The family of a 22-year-old woman who died after fireworks in an Orange County warehouse caught fire last year is suing SeaWorld and several other businesses.
Elizabeth Tiralongo, 22, was one of four people killed after the Dec. 1 blaze at a firework storage facility on Central Florida Parkway.
The storage facility run by Magic in the Sky held fireworks used at SeaWorld Orlando, according to the lawsuit filed by Elizabeth’s father, Sebastiano Tiralongo, in Orange Circuit Court Friday.
In addition to SeaWorld, he is suing Magic in the Sky, the fireworks manufacturer, Precocious Pyrotechnics, and others for more than $50,000.
The lawsuit said the warehouse “had not been inspected, licensed, or approved for business operations related to the delivery, receipt, storage, alteration, repair, transportation, and maintenance of fireworks.”
Elizabeth Tiralongo didn’t get proper training or supervision for her job working with fireworks and was not warned from a “properly installed smoke alarm and/or fire alarm system” when the fire broke out, the lawsuit also said.
“Businesses like Magic in the Sky shouldn’t be risking their employees’ lives by cutting corners and ignoring safety standards. Corporations like SeaWorld shouldn’t be working with contractors that employ untrained workers to operate facilities packed with literal explosives. But most of all, the Tiralongo family should not be mourning the loss of their 22-year-old daughter from an entirely preventable incident,” said John Morgan and Ryan Will of Morgan & Morgan.
“The people who owned and operated this facility allegedly never told local or county governments they were conducting dangerous business on these premises, nor sought permission or guidance from the proper authorities to ensure the safety of workers like Elizabeth.

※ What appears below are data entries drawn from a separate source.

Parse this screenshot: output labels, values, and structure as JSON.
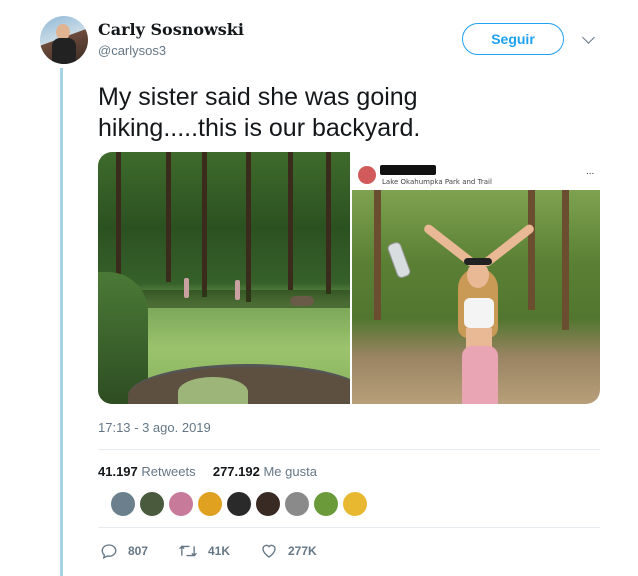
{
  "tweet": {
    "display_name": "Carly Sosnowski",
    "handle": "@carlysos3",
    "follow_label": "Seguir",
    "text": "My sister said she was going hiking.....this is our backyard.",
    "timestamp": "17:13 - 3 ago. 2019"
  },
  "media": {
    "right_photo": {
      "location": "Lake Okahumpka Park and Trail",
      "more": "..."
    }
  },
  "stats": {
    "retweets_count": "41.197",
    "retweets_label": "Retweets",
    "likes_count": "277.192",
    "likes_label": "Me gusta"
  },
  "likers": [
    {
      "color": "#6b7f8c"
    },
    {
      "color": "#4a5a3c"
    },
    {
      "color": "#c87a9a"
    },
    {
      "color": "#e0a020"
    },
    {
      "color": "#2a2a2a"
    },
    {
      "color": "#3a2a24"
    },
    {
      "color": "#8a8a8a"
    },
    {
      "color": "#6a9a3a"
    },
    {
      "color": "#e8b830"
    }
  ],
  "actions": {
    "reply_count": "807",
    "retweet_count": "41K",
    "like_count": "277K"
  },
  "colors": {
    "accent": "#1da1f2",
    "secondary_text": "#657786",
    "thread_line": "#a6d3e8"
  },
  "icons": [
    "avatar",
    "chevron-down-icon",
    "reply-icon",
    "retweet-icon",
    "heart-icon",
    "more-icon",
    "emoji-icon"
  ]
}
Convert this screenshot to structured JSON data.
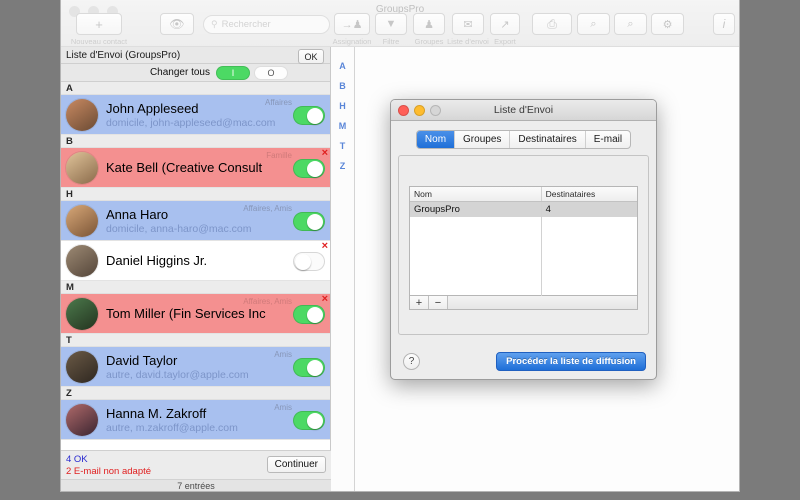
{
  "window": {
    "title": "GroupsPro"
  },
  "toolbar": {
    "new_contact_label": "Nouveau contact",
    "new_contact_icon": "plus-icon",
    "eye_icon": "eye-icon",
    "search": {
      "placeholder": "Rechercher",
      "value": "",
      "icon": "search-icon"
    },
    "items": [
      {
        "label": "Assignation",
        "icon": "assign-icon",
        "glyph": "→♟"
      },
      {
        "label": "Filtre",
        "icon": "filter-icon",
        "glyph": "▼"
      },
      {
        "label": "Groupes",
        "icon": "groups-icon",
        "glyph": "♟"
      },
      {
        "label": "Liste d’envoi",
        "icon": "mail-icon",
        "glyph": "✉"
      },
      {
        "label": "Export",
        "icon": "export-icon",
        "glyph": "↗"
      }
    ],
    "right_items": [
      {
        "icon": "print-icon",
        "glyph": "⎙"
      },
      {
        "icon": "zoom-out-icon",
        "glyph": "⌕"
      },
      {
        "icon": "zoom-in-icon",
        "glyph": "⌕"
      },
      {
        "icon": "gear-icon",
        "glyph": "⚙"
      }
    ],
    "info_icon": "info-icon",
    "info_glyph": "i"
  },
  "list_panel": {
    "header_title": "Liste d'Envoi (GroupsPro)",
    "ok_label": "OK",
    "changer_label": "Changer tous",
    "changer_on": "I",
    "changer_off": "O",
    "sections": [
      {
        "letter": "A",
        "rows": [
          {
            "name": "John Appleseed",
            "sub": "domicile, john-appleseed@mac.com",
            "tags": "Affaires",
            "toggle": "on",
            "highlight": "blue",
            "badge": "",
            "avatar_from": "#c98a62",
            "avatar_to": "#6a4a33"
          }
        ]
      },
      {
        "letter": "B",
        "rows": [
          {
            "name": "Kate Bell (Creative Consult",
            "sub": "",
            "tags": "Famille",
            "toggle": "on",
            "highlight": "red",
            "badge": "×",
            "avatar_from": "#e0c49a",
            "avatar_to": "#8a6a4a"
          }
        ]
      },
      {
        "letter": "H",
        "rows": [
          {
            "name": "Anna Haro",
            "sub": "domicile, anna-haro@mac.com",
            "tags": "Affaires, Amis",
            "toggle": "on",
            "highlight": "blue",
            "badge": "",
            "avatar_from": "#d8a878",
            "avatar_to": "#7a5436"
          },
          {
            "name": "Daniel Higgins Jr.",
            "sub": "",
            "tags": "",
            "toggle": "off",
            "highlight": "white",
            "badge": "×",
            "avatar_from": "#9d8a74",
            "avatar_to": "#544539"
          }
        ]
      },
      {
        "letter": "M",
        "rows": [
          {
            "name": "Tom Miller (Fin Services Inc",
            "sub": "",
            "tags": "Affaires, Amis",
            "toggle": "on",
            "highlight": "red",
            "badge": "×",
            "avatar_from": "#4c7a4c",
            "avatar_to": "#23331f"
          }
        ]
      },
      {
        "letter": "T",
        "rows": [
          {
            "name": "David Taylor",
            "sub": "autre, david.taylor@apple.com",
            "tags": "Amis",
            "toggle": "on",
            "highlight": "blue",
            "badge": "",
            "avatar_from": "#6b5a46",
            "avatar_to": "#2e2720"
          }
        ]
      },
      {
        "letter": "Z",
        "rows": [
          {
            "name": "Hanna M. Zakroff",
            "sub": "autre, m.zakroff@apple.com",
            "tags": "Amis",
            "toggle": "on",
            "highlight": "blue",
            "badge": "",
            "avatar_from": "#b06a6a",
            "avatar_to": "#3a2430"
          }
        ]
      }
    ]
  },
  "alpha_index": [
    "A",
    "B",
    "H",
    "M",
    "T",
    "Z"
  ],
  "status": {
    "ok_message": "4 OK",
    "error_message": "2 E-mail non adapté",
    "continue_label": "Continuer",
    "entries_label": "7 entrées"
  },
  "dialog": {
    "title": "Liste d'Envoi",
    "tabs": [
      {
        "label": "Nom",
        "active": true
      },
      {
        "label": "Groupes",
        "active": false
      },
      {
        "label": "Destinataires",
        "active": false
      },
      {
        "label": "E-mail",
        "active": false
      }
    ],
    "table": {
      "columns": [
        "Nom",
        "Destinataires"
      ],
      "rows": [
        {
          "nom": "GroupsPro",
          "destinataires": "4",
          "selected": true
        }
      ]
    },
    "add_label": "+",
    "remove_label": "−",
    "help_label": "?",
    "proceed_label": "Procéder la liste de diffusion"
  },
  "colors": {
    "accent_blue": "#1f6fd8",
    "toggle_green": "#4cd964",
    "row_blue": "#a8c0ef",
    "row_red": "#f49090",
    "error_red": "#e02020"
  }
}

It was only a matter of time before the alleged reckless behavior of the parties involved led to a tragic catastrophe like this.”
Three others: David Gonzalez, 22, Lindsey Phillips, 23, and Landon Bourland, 24, also died due to the fire.
Orange County Fire Rescue said fireworks were going off as they tried to rescue people from the blaze.
Occupational Safety and Health Administration (OSHA), the federal agency that investigates employee safety, has an open investigation in the incident.
After the fire, Magic in the Sky said in a media statement, “Safety is, and always has been, our company’s number one priority. … Our highly qualified personnel are trained on a regular basis in the procedures used to properly handle and prep pyrotechnic products for the entertainment productions that we produce.”
SeaWorld declined to comment. Minnesota-based Precocious Pyrotechnics did not immediately respond to a request for comment from Florida Politics, and Magic in the Sky could not be reached for comment.
PETA also sent out a statement Tuesday evening, criticizing SeaWorld for its fireworks shows which the animal advocates argue frightens the animals at the theme park.